I think the Cuticura Oi 'nent 'ry
good for the hair. It nakes' TIa fa -
grow and prevents falling hair."
(Signed) Mrs. Francis Lund, Plain
City, Utah, ~e1t. 19, 1910. Send to the
Pottor Drmg & Chemi. Corp., Boston,
Mass., for free Culeura Iloolr -on the
treatment of skini and scalp .oubles.
One kind oIf a brute is a man who re
fuses to flatter a woman.
Many a man who swears at a big
monopioly is nourishing a little one.
For constipation, biliousness, liver dis
turbiances andi dliseases re!sulling from im
pure blood, take Garfield T1ea.
Common senise in an unicommon de
gree is what (ho wvorld calls wisdom.--'
Swimming Hole Defined.
Mrs. Suburb--What is a swimming
Mr. Suburb-A body of water entire
ly surroundled by . boys.-Suburbian
Mirs. Richquick--John, I want you to
buy a newv Iarlor suit.
Mr. Richquiick--Maria, I've been
agreeable enough so far to get dliffe
ant clothes for morning, ncan, after
nloon and night, but 1'im consarned if
I'll change 'em every time I go into a
A Reason Enough.'
Anegro nea'ur Xen Ia, 0., had been
arrested for chicken rteailing. Hie ha~d
stolena so mnany that. hiis crimo haid be
come grand larceny.
Ie wvas trIed aind convicted, and(
brought in for sentence.
"Havo you anly reason to offer why
the judgment of t he court Ihould not
be piassed upon you ?" he was asked.
"Well, j('uge," he0 replied, "I eain't
go to jail now, nohow. I'm buildin' a
shack out yonder, an' I jus' cain't go
till I git it donie. You kan sholy see
dlat."'-P-hiladlelphlia Sunday Evening
A Generous Offt
Professor Munyon has just issued a

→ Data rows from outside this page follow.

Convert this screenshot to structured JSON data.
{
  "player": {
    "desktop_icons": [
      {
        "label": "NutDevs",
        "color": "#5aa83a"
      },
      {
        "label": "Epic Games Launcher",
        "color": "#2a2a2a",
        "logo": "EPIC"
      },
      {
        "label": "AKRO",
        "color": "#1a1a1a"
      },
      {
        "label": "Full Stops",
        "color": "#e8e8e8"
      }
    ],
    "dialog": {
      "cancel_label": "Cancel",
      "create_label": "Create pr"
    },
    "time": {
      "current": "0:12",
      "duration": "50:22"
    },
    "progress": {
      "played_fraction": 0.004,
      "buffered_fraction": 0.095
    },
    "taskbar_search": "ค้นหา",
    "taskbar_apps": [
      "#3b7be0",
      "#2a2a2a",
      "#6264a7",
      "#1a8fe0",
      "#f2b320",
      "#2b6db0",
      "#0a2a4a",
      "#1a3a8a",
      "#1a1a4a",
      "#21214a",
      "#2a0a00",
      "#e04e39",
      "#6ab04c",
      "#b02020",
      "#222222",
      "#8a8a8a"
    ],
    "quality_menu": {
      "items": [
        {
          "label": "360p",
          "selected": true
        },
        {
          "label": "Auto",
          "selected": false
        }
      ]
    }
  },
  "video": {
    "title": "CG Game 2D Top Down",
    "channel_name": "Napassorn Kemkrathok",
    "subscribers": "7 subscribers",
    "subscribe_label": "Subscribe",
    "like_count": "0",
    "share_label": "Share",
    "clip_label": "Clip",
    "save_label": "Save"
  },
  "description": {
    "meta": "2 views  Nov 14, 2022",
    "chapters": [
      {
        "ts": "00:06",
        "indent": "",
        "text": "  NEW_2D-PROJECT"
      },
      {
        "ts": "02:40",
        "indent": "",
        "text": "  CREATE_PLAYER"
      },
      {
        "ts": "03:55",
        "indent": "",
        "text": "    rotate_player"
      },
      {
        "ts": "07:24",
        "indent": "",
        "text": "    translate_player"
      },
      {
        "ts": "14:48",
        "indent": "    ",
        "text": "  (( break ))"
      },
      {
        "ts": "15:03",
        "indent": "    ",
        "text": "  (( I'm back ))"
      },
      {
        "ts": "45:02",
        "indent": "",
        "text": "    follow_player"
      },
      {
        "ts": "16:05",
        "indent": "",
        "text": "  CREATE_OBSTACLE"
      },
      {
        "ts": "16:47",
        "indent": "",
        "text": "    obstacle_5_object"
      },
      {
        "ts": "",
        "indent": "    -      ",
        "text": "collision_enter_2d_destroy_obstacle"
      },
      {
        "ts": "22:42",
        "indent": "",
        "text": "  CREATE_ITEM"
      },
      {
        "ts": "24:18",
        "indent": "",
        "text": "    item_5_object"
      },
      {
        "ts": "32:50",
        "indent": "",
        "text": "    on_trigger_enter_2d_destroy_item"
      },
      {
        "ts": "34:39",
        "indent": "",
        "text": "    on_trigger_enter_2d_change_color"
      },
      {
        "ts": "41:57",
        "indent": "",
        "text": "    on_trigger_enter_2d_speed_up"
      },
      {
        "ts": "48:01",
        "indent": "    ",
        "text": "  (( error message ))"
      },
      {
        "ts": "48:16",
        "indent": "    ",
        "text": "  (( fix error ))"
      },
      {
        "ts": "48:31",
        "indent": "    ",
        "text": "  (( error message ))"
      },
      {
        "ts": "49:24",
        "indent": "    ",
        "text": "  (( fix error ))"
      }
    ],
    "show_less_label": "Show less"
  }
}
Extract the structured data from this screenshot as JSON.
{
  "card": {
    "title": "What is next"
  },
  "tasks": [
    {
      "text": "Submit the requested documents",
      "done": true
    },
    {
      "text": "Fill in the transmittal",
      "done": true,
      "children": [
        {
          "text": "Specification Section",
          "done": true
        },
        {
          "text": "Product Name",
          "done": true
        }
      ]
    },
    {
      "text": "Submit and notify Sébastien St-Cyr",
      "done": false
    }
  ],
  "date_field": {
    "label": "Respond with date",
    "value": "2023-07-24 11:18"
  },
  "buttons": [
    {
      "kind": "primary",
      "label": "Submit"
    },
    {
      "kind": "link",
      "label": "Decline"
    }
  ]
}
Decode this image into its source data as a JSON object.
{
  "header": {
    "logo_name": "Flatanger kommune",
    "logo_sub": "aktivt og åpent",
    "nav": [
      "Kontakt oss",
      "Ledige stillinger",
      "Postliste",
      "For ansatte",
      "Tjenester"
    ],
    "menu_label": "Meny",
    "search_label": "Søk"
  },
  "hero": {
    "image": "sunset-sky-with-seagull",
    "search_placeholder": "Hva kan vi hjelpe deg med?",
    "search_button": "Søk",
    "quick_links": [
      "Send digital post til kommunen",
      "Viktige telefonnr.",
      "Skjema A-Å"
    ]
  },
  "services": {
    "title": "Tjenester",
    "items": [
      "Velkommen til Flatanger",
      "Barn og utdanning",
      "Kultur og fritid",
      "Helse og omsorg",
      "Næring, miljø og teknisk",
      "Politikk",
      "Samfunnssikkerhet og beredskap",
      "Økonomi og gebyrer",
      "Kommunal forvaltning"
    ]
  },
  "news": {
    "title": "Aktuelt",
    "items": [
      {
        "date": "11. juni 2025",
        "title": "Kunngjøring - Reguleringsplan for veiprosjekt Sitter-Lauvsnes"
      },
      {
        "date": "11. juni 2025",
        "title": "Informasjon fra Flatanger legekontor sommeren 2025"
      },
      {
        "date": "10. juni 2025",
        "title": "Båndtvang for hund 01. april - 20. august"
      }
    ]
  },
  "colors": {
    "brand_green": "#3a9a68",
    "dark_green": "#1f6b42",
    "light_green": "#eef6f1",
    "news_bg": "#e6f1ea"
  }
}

most beautiful, useful and complete al
manae., It contains not only all thie sci
encitiic information concerning the moon's
>hases, in all tihe latitudes, but has ii.
lust rated articles on how to read char
acter by phrenology palmistry and birth
month. it also tol all about cardl read
inyg, bir-th stones and tl)eir mecaning, and
ives the interpretation of dreams. It
teaehes beauty culture, manicuring,
Aives weights and measures and antidotes
for poison. In fact, it is a Magazine Al
manac, (that not only gives vlable in
formation, but will atodmuch amuse
-ment for every member of the family,
espei(cialv for parties and evening enter
tamnmenfa. Farmers and pee in the
rural litricts will find this Amanac al
It will be sent to anyn absoif
ron applicatio to th Munyon